This story first appeared on the ProPublica website.
Nursing homes are unnecessarily administering powerful antipsychotic drugs to many elderly residents, including residents with dementia, according to a new report by the Health and Human Services inspector general.
The Food and Drug Administration in 2005 mandated that drug makers issue warning labels on atypical antipsychotics, noting that the drugs—which are generally FDA-approved for treating schizophrenia and bipolar disorder—increase the risk of death for elderly patients with dementia. Yet when the government examined 1.4 million Medicare claims from 2007 for atypical antipsychotics for elderly nursing home residents, the government found that 88 percent of the time, the drugs were prescribed to individuals diagnosed with dementia.
Doctors and nursing homes aren't the only ones to blame, according to HHS Inspector General Daniel Levinson. The report itself does not specifically examine ties between doctors, pharmacies, and nursing homes, but in a statement accompanying the report, Levinson faulted drug companies for aggressively—and illegally—marketing these products to doctors for treatment of dementia and other off-label uses. (It's not illegal for doctors to prescribe drugs for off-label uses, but it is for drug companies to promote them as such.)
"Despite the fact that it is potentially lethal to prescribe antipsychotics to patients with dementia, there's ample evidence that some drug companies aggressively marketed their products towards such populations, putting profits before safety," Levinson said.
He noted that a number of drug companies have been accused of illegally promoting these drugs off-label to doctors and pharmacies, including those that serve nursing home residents. Some of the lawsuits have settled, but Levin said those settlements alone don't negate the effects of years of off-label promotion.
"Money can't make up for years of corporate campaigns that market drugs with questionable benefits and potentially deadly side effects for vulnerable, elderly patients," according to Levinson.
The report also faulted the Center for Medicare and Medicaid Services (CMS), the agency that oversees Medicare and Medicaid, for failing to hold nursing homes accountable for unnecessary use of antipsychotic drugs. Unnecessary uses can include inadequate rationale for using the drug as well as excessive doses, excessive duration, and inadequate monitoring of patients to whom the drug was given.
The report notes that the federal government paid more than $116 million for claims that violated Medicare reimbursement criteria. These claims were only for the first half of 2007.
The inspector general recommends that CMS assess its safeguards for preventing unnecessary antipsychotic drug use in nursing homes. The agency acknowledged that better controls were needed. In a letter to the inspector general, CMS Administrator Donald Berwick wrote that the agency is "very concerned about the nature of the contractual arrangements" involving nursing homes, the doctors and pharmacies that serve them, and pharmaceutical manufacturers.

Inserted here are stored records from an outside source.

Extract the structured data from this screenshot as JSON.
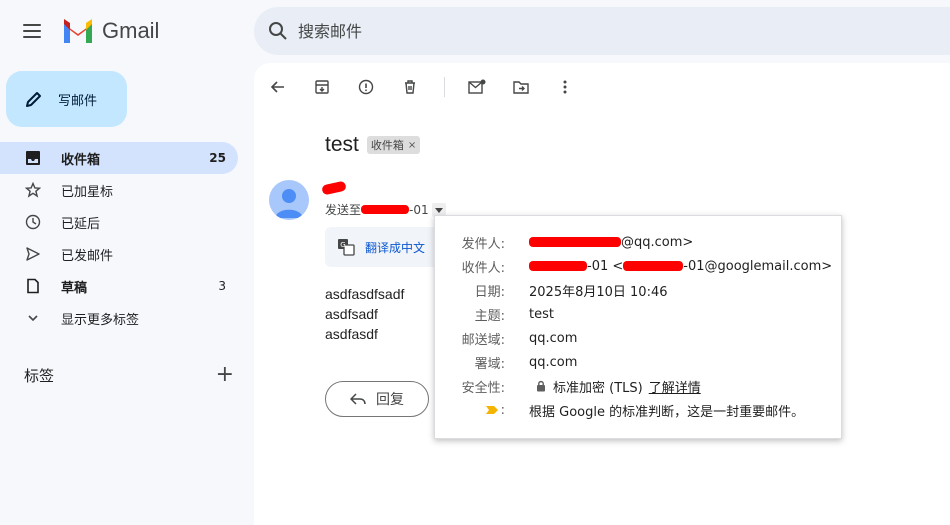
{
  "app": {
    "name": "Gmail",
    "search_placeholder": "搜索邮件"
  },
  "compose": {
    "label": "写邮件"
  },
  "sidebar": {
    "items": [
      {
        "label": "收件箱",
        "count": "25",
        "icon": "inbox-icon",
        "active": true
      },
      {
        "label": "已加星标",
        "count": "",
        "icon": "star-icon"
      },
      {
        "label": "已延后",
        "count": "",
        "icon": "clock-icon"
      },
      {
        "label": "已发邮件",
        "count": "",
        "icon": "send-icon"
      },
      {
        "label": "草稿",
        "count": "3",
        "icon": "draft-icon"
      },
      {
        "label": "显示更多标签",
        "count": "",
        "icon": "chevron-down-icon"
      }
    ],
    "labels_heading": "标签"
  },
  "email": {
    "subject": "test",
    "label_chip": "收件箱",
    "to_prefix": "发送至",
    "to_suffix": "-01",
    "translate_label": "翻译成中文",
    "body_lines": [
      "asdfasdfsadf",
      "asdfsadf",
      "asdfasdf"
    ],
    "reply_label": "回复"
  },
  "details": {
    "from_key": "发件人:",
    "from_val": "@qq.com>",
    "to_key": "收件人:",
    "to_val_a": "-01 <",
    "to_val_b": "-01@googlemail.com>",
    "date_key": "日期:",
    "date_val": "2025年8月10日 10:46",
    "subject_key": "主题:",
    "subject_val": "test",
    "mailedby_key": "邮送域:",
    "mailedby_val": "qq.com",
    "signedby_key": "署域:",
    "signedby_val": "qq.com",
    "security_key": "安全性:",
    "security_val": "标准加密 (TLS)",
    "security_link": "了解详情",
    "importance_key": ":",
    "importance_val": "根据 Google 的标准判断，这是一封重要邮件。"
  },
  "colors": {
    "accent": "#0b57d0",
    "compose_bg": "#c2e7ff",
    "nav_active": "#d3e3fd",
    "redaction": "#ff0000",
    "importance": "#f4b400"
  }
}
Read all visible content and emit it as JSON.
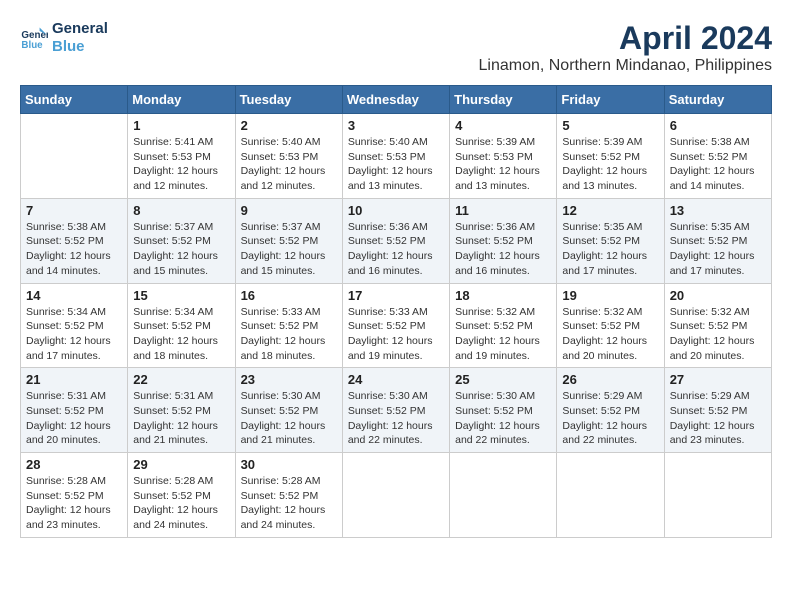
{
  "header": {
    "logo_line1": "General",
    "logo_line2": "Blue",
    "month": "April 2024",
    "location": "Linamon, Northern Mindanao, Philippines"
  },
  "weekdays": [
    "Sunday",
    "Monday",
    "Tuesday",
    "Wednesday",
    "Thursday",
    "Friday",
    "Saturday"
  ],
  "weeks": [
    [
      {
        "day": "",
        "info": ""
      },
      {
        "day": "1",
        "info": "Sunrise: 5:41 AM\nSunset: 5:53 PM\nDaylight: 12 hours\nand 12 minutes."
      },
      {
        "day": "2",
        "info": "Sunrise: 5:40 AM\nSunset: 5:53 PM\nDaylight: 12 hours\nand 12 minutes."
      },
      {
        "day": "3",
        "info": "Sunrise: 5:40 AM\nSunset: 5:53 PM\nDaylight: 12 hours\nand 13 minutes."
      },
      {
        "day": "4",
        "info": "Sunrise: 5:39 AM\nSunset: 5:53 PM\nDaylight: 12 hours\nand 13 minutes."
      },
      {
        "day": "5",
        "info": "Sunrise: 5:39 AM\nSunset: 5:52 PM\nDaylight: 12 hours\nand 13 minutes."
      },
      {
        "day": "6",
        "info": "Sunrise: 5:38 AM\nSunset: 5:52 PM\nDaylight: 12 hours\nand 14 minutes."
      }
    ],
    [
      {
        "day": "7",
        "info": "Sunrise: 5:38 AM\nSunset: 5:52 PM\nDaylight: 12 hours\nand 14 minutes."
      },
      {
        "day": "8",
        "info": "Sunrise: 5:37 AM\nSunset: 5:52 PM\nDaylight: 12 hours\nand 15 minutes."
      },
      {
        "day": "9",
        "info": "Sunrise: 5:37 AM\nSunset: 5:52 PM\nDaylight: 12 hours\nand 15 minutes."
      },
      {
        "day": "10",
        "info": "Sunrise: 5:36 AM\nSunset: 5:52 PM\nDaylight: 12 hours\nand 16 minutes."
      },
      {
        "day": "11",
        "info": "Sunrise: 5:36 AM\nSunset: 5:52 PM\nDaylight: 12 hours\nand 16 minutes."
      },
      {
        "day": "12",
        "info": "Sunrise: 5:35 AM\nSunset: 5:52 PM\nDaylight: 12 hours\nand 17 minutes."
      },
      {
        "day": "13",
        "info": "Sunrise: 5:35 AM\nSunset: 5:52 PM\nDaylight: 12 hours\nand 17 minutes."
      }
    ],
    [
      {
        "day": "14",
        "info": "Sunrise: 5:34 AM\nSunset: 5:52 PM\nDaylight: 12 hours\nand 17 minutes."
      },
      {
        "day": "15",
        "info": "Sunrise: 5:34 AM\nSunset: 5:52 PM\nDaylight: 12 hours\nand 18 minutes."
      },
      {
        "day": "16",
        "info": "Sunrise: 5:33 AM\nSunset: 5:52 PM\nDaylight: 12 hours\nand 18 minutes."
      },
      {
        "day": "17",
        "info": "Sunrise: 5:33 AM\nSunset: 5:52 PM\nDaylight: 12 hours\nand 19 minutes."
      },
      {
        "day": "18",
        "info": "Sunrise: 5:32 AM\nSunset: 5:52 PM\nDaylight: 12 hours\nand 19 minutes."
      },
      {
        "day": "19",
        "info": "Sunrise: 5:32 AM\nSunset: 5:52 PM\nDaylight: 12 hours\nand 20 minutes."
      },
      {
        "day": "20",
        "info": "Sunrise: 5:32 AM\nSunset: 5:52 PM\nDaylight: 12 hours\nand 20 minutes."
      }
    ],
    [
      {
        "day": "21",
        "info": "Sunrise: 5:31 AM\nSunset: 5:52 PM\nDaylight: 12 hours\nand 20 minutes."
      },
      {
        "day": "22",
        "info": "Sunrise: 5:31 AM\nSunset: 5:52 PM\nDaylight: 12 hours\nand 21 minutes."
      },
      {
        "day": "23",
        "info": "Sunrise: 5:30 AM\nSunset: 5:52 PM\nDaylight: 12 hours\nand 21 minutes."
      },
      {
        "day": "24",
        "info": "Sunrise: 5:30 AM\nSunset: 5:52 PM\nDaylight: 12 hours\nand 22 minutes."
      },
      {
        "day": "25",
        "info": "Sunrise: 5:30 AM\nSunset: 5:52 PM\nDaylight: 12 hours\nand 22 minutes."
      },
      {
        "day": "26",
        "info": "Sunrise: 5:29 AM\nSunset: 5:52 PM\nDaylight: 12 hours\nand 22 minutes."
      },
      {
        "day": "27",
        "info": "Sunrise: 5:29 AM\nSunset: 5:52 PM\nDaylight: 12 hours\nand 23 minutes."
      }
    ],
    [
      {
        "day": "28",
        "info": "Sunrise: 5:28 AM\nSunset: 5:52 PM\nDaylight: 12 hours\nand 23 minutes."
      },
      {
        "day": "29",
        "info": "Sunrise: 5:28 AM\nSunset: 5:52 PM\nDaylight: 12 hours\nand 24 minutes."
      },
      {
        "day": "30",
        "info": "Sunrise: 5:28 AM\nSunset: 5:52 PM\nDaylight: 12 hours\nand 24 minutes."
      },
      {
        "day": "",
        "info": ""
      },
      {
        "day": "",
        "info": ""
      },
      {
        "day": "",
        "info": ""
      },
      {
        "day": "",
        "info": ""
      }
    ]
  ]
}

We've reported on some of those ties in our series, Dollars for Docs. In particular, we highlighted the case of a psychiatrist who served Chicago-area nursing homes and made nearly a half million dollars promoting AstraZeneca's best-selling antipsychotic.